*** INFORMATION GIVEN ***

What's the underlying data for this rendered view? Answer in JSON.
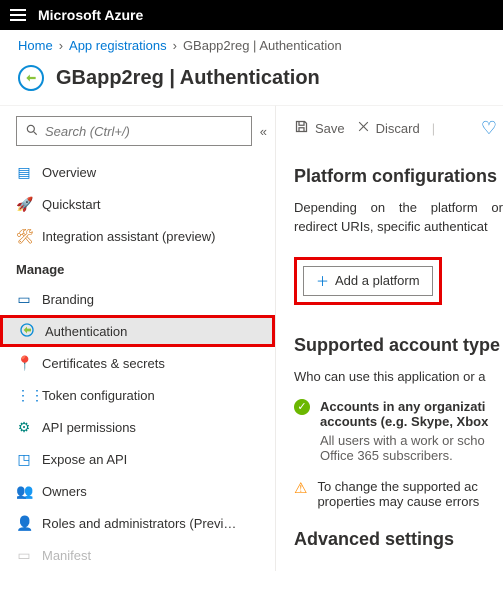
{
  "brand": "Microsoft Azure",
  "breadcrumb": {
    "home": "Home",
    "apps": "App registrations",
    "current": "GBapp2reg | Authentication"
  },
  "page_title": "GBapp2reg | Authentication",
  "search": {
    "placeholder": "Search (Ctrl+/)"
  },
  "nav": {
    "overview": "Overview",
    "quickstart": "Quickstart",
    "integration": "Integration assistant (preview)",
    "manage_heading": "Manage",
    "branding": "Branding",
    "authentication": "Authentication",
    "certificates": "Certificates & secrets",
    "token": "Token configuration",
    "api_permissions": "API permissions",
    "expose": "Expose an API",
    "owners": "Owners",
    "roles": "Roles and administrators (Previ…",
    "manifest": "Manifest"
  },
  "toolbar": {
    "save": "Save",
    "discard": "Discard"
  },
  "main": {
    "platform_heading": "Platform configurations",
    "platform_para": "Depending on the platform or redirect URIs, specific authenticat",
    "add_platform": "Add a platform",
    "supported_heading": "Supported account type",
    "who": "Who can use this application or a",
    "accounts_bold": "Accounts in any organizati accounts (e.g. Skype, Xbox",
    "accounts_sub": "All users with a work or scho Office 365 subscribers.",
    "warn_text": "To change the supported ac properties may cause errors",
    "advanced_heading": "Advanced settings"
  }
}
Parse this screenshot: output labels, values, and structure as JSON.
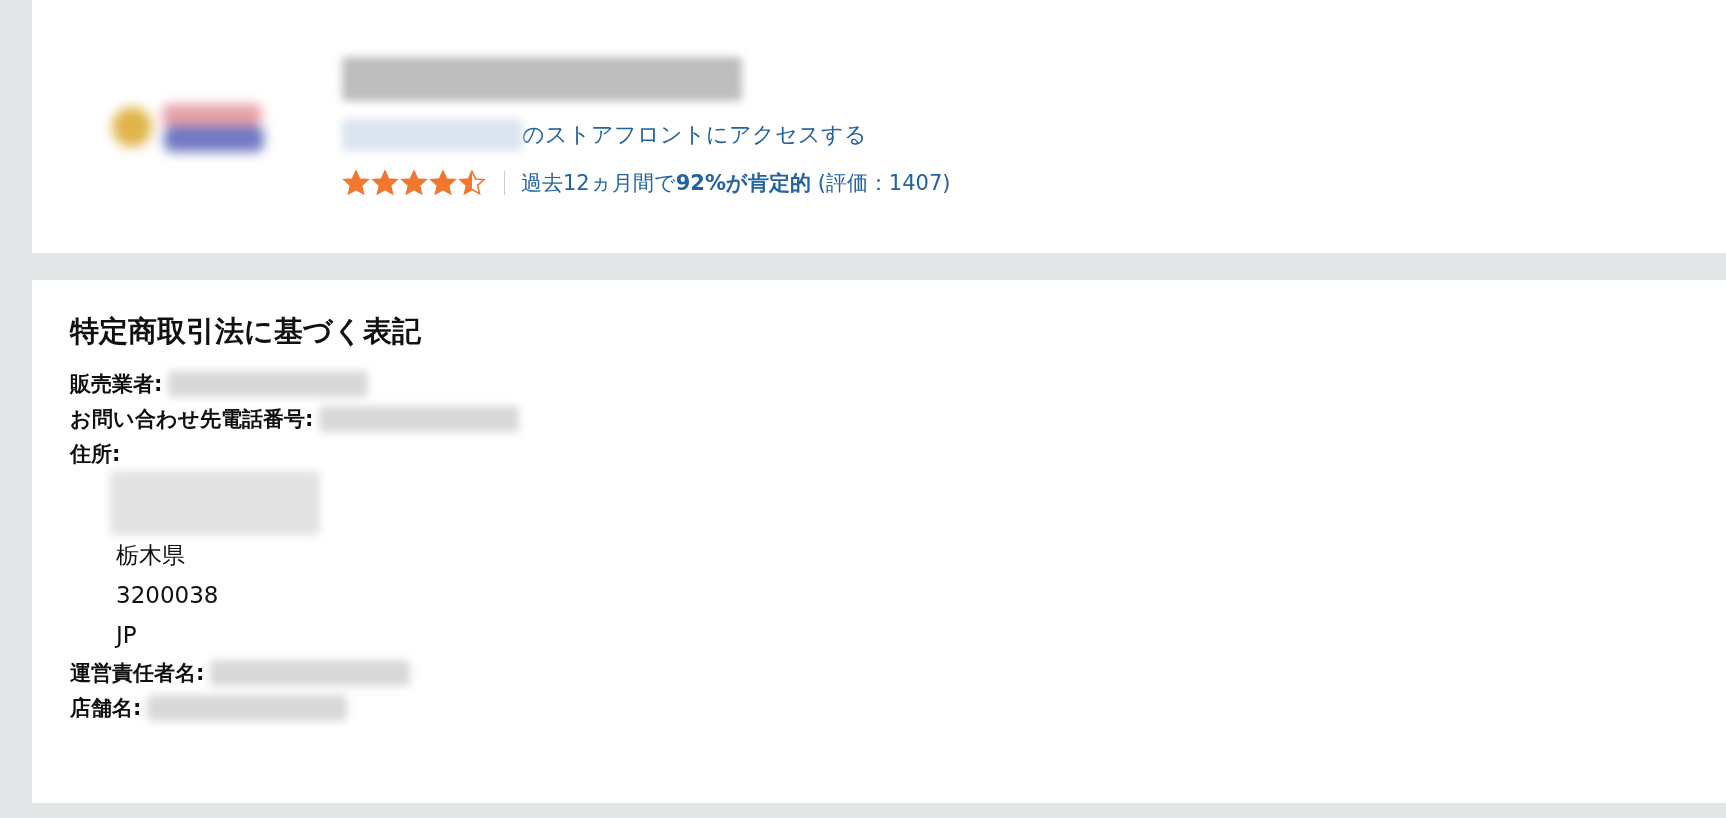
{
  "store_header": {
    "storefront_link": "のストアフロントにアクセスする",
    "stars": 4.5,
    "rating_summary": "過去12ヵ月間で**92%が肯定的** (評価：1407)"
  },
  "legal_notice": {
    "title": "特定商取引法に基づく表記",
    "fields": [
      {
        "kind": "redacted",
        "label": "販売業者:"
      },
      {
        "kind": "redacted",
        "label": "お問い合わせ先電話番号:"
      },
      {
        "kind": "address",
        "label": "住所:",
        "lines": [
          "栃木県",
          "3200038",
          "JP"
        ]
      },
      {
        "kind": "redacted",
        "label": "運営責任者名:"
      },
      {
        "kind": "redacted",
        "label": "店舗名:"
      }
    ]
  }
}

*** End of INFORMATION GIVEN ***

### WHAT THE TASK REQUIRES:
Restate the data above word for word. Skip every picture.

### RESULT:
What's the underlying data for this rendered view? Answer in JSON.
{
  "brand": "Microsoft Azure",
  "breadcrumb": {
    "home": "Home",
    "apps": "App registrations",
    "current": "GBapp2reg | Authentication"
  },
  "page_title": "GBapp2reg | Authentication",
  "search": {
    "placeholder": "Search (Ctrl+/)"
  },
  "nav": {
    "overview": "Overview",
    "quickstart": "Quickstart",
    "integration": "Integration assistant (preview)",
    "manage_heading": "Manage",
    "branding": "Branding",
    "authentication": "Authentication",
    "certificates": "Certificates & secrets",
    "token": "Token configuration",
    "api_permissions": "API permissions",
    "expose": "Expose an API",
    "owners": "Owners",
    "roles": "Roles and administrators (Previ…",
    "manifest": "Manifest"
  },
  "toolbar": {
    "save": "Save",
    "discard": "Discard"
  },
  "main": {
    "platform_heading": "Platform configurations",
    "platform_para": "Depending on the platform or redirect URIs, specific authenticat",
    "add_platform": "Add a platform",
    "supported_heading": "Supported account type",
    "who": "Who can use this application or a",
    "accounts_bold": "Accounts in any organizati accounts (e.g. Skype, Xbox",
    "accounts_sub": "All users with a work or scho Office 365 subscribers.",
    "warn_text": "To change the supported ac properties may cause errors",
    "advanced_heading": "Advanced settings"
  }
}
Parse this screenshot: output labels, values, and structure as JSON.
{
  "store_header": {
    "storefront_link": "のストアフロントにアクセスする",
    "stars": 4.5,
    "rating_summary": "過去12ヵ月間で**92%が肯定的** (評価：1407)"
  },
  "legal_notice": {
    "title": "特定商取引法に基づく表記",
    "fields": [
      {
        "kind": "redacted",
        "label": "販売業者:"
      },
      {
        "kind": "redacted",
        "label": "お問い合わせ先電話番号:"
      },
      {
        "kind": "address",
        "label": "住所:",
        "lines": [
          "栃木県",
          "3200038",
          "JP"
        ]
      },
      {
        "kind": "redacted",
        "label": "運営責任者名:"
      },
      {
        "kind": "redacted",
        "label": "店舗名:"
      }
    ]
  }
}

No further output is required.